Roland Emmerich Again Bets the ‘House’
It’s fitting that the sprawling, five-acre estate Roland Emmerich calls home once belonged to Jesse L. Lasky, the vaudeville performer and Broadway producer who, along with Cecil B. DeMille, created the first feature-length motion picture filmed in Hollywood, “The Squaw Man,” in 1914.
A century later, Emmerich seems a clear extension of DeMille’s legacy, the creator of unpretentious, larger-than-life bigscreen spectacles that run the gamut from the prehistoric to the futuristic. His iconic image — the destruction of the White House by alien spacecraft in “Independence Day” — is perhaps as famous as DeMille’s parting of the Red Sea.
This month, Emmerich is back to wreaking havoc on Pennsylvania Avenue in “White House Down,” an ’80s-style action-drama that could bring welcome news to Sony’s largely sagging box office fortunes. Made for $150 million from a $3 million spec script, the movie follows an off-duty policeman (Channing Tatum) touring the White House with his daughter when bad guys (led by James Woods’ rogue Secret Service agent) commandeer the place and threaten to start World War III. Riding shotgun is Jamie Foxx as a thinly veiled Obama surrogate.

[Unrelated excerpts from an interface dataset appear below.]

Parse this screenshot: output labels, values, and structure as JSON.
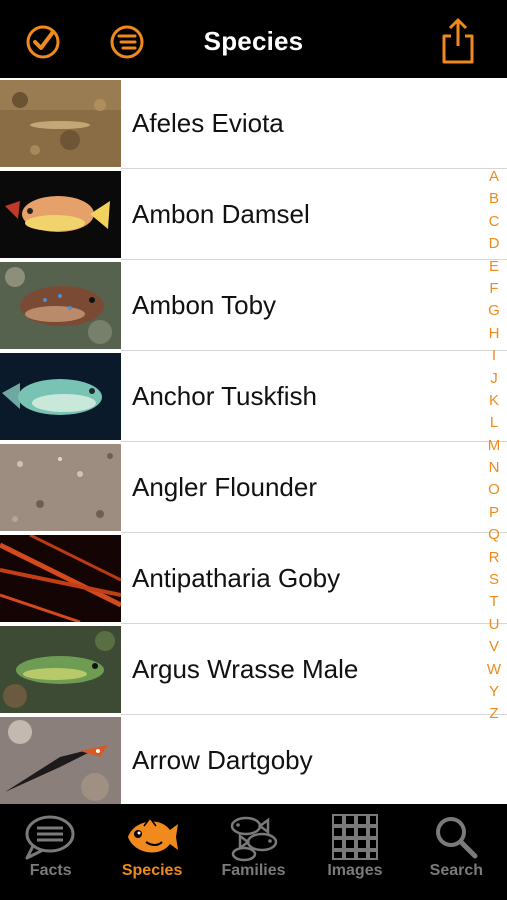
{
  "header": {
    "title": "Species"
  },
  "species": [
    {
      "name": "Afeles Eviota"
    },
    {
      "name": "Ambon Damsel"
    },
    {
      "name": "Ambon Toby"
    },
    {
      "name": "Anchor Tuskfish"
    },
    {
      "name": "Angler Flounder"
    },
    {
      "name": "Antipatharia Goby"
    },
    {
      "name": "Argus Wrasse Male"
    },
    {
      "name": "Arrow Dartgoby"
    }
  ],
  "index": [
    "A",
    "B",
    "C",
    "D",
    "E",
    "F",
    "G",
    "H",
    "I",
    "J",
    "K",
    "L",
    "M",
    "N",
    "O",
    "P",
    "Q",
    "R",
    "S",
    "T",
    "U",
    "V",
    "W",
    "Y",
    "Z"
  ],
  "tabs": [
    {
      "label": "Facts",
      "icon": "speech-bubble-icon"
    },
    {
      "label": "Species",
      "icon": "fish-icon",
      "active": true
    },
    {
      "label": "Families",
      "icon": "fish-group-icon"
    },
    {
      "label": "Images",
      "icon": "grid-icon"
    },
    {
      "label": "Search",
      "icon": "magnifier-icon"
    }
  ],
  "colors": {
    "accent": "#f08a1c",
    "inactive": "#7a7a7a"
  }
}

“It’s a crowdpleaser,” says a smiling, relaxed Emmerich on the back porch of his three-bedroom, Mission Revival-style home in Hollywood. The night before, he had traveled to a West L.A. multiplex to personally introduce a “White House Down” promotional screening. “I always test my movies very thoroughly.”
Though Emmerich has rarely had critics or cinephiles in his corner, his nine feature films in the 20 years since his American debut, “Universal Soldier,” have collectively grossed more than $3 billion globally, placing him in the elite company of the two filmmakers he admires most: Steven Spielberg and George Lucas.
“I was a big fan of ‘Star Wars’ and ‘Close Encounters’ and ‘Poltergeist,’ and none of my fellow students were into that,” the German-born filmmaker recalls of his days at Munich’s U. of Television and Film, where he enrolled thinking he wanted to become a production designer, but soon felt bitten by the directing bug.
Dean Devlin, who became Emmerich’s writing and producing partner for most of the 1990s, was a struggling Hollywood actor when he signed on for a prominent supporting role in Emmerich’s 1990 German sci-fi film “Moon 44,” which his agent told him had little chance of ever being released. “But when I got to Germany and saw the sets, I was blown away,” Devlin recalls. “Roland’s work with the camera was phenomenal, the way he worked with the actors was incredible.”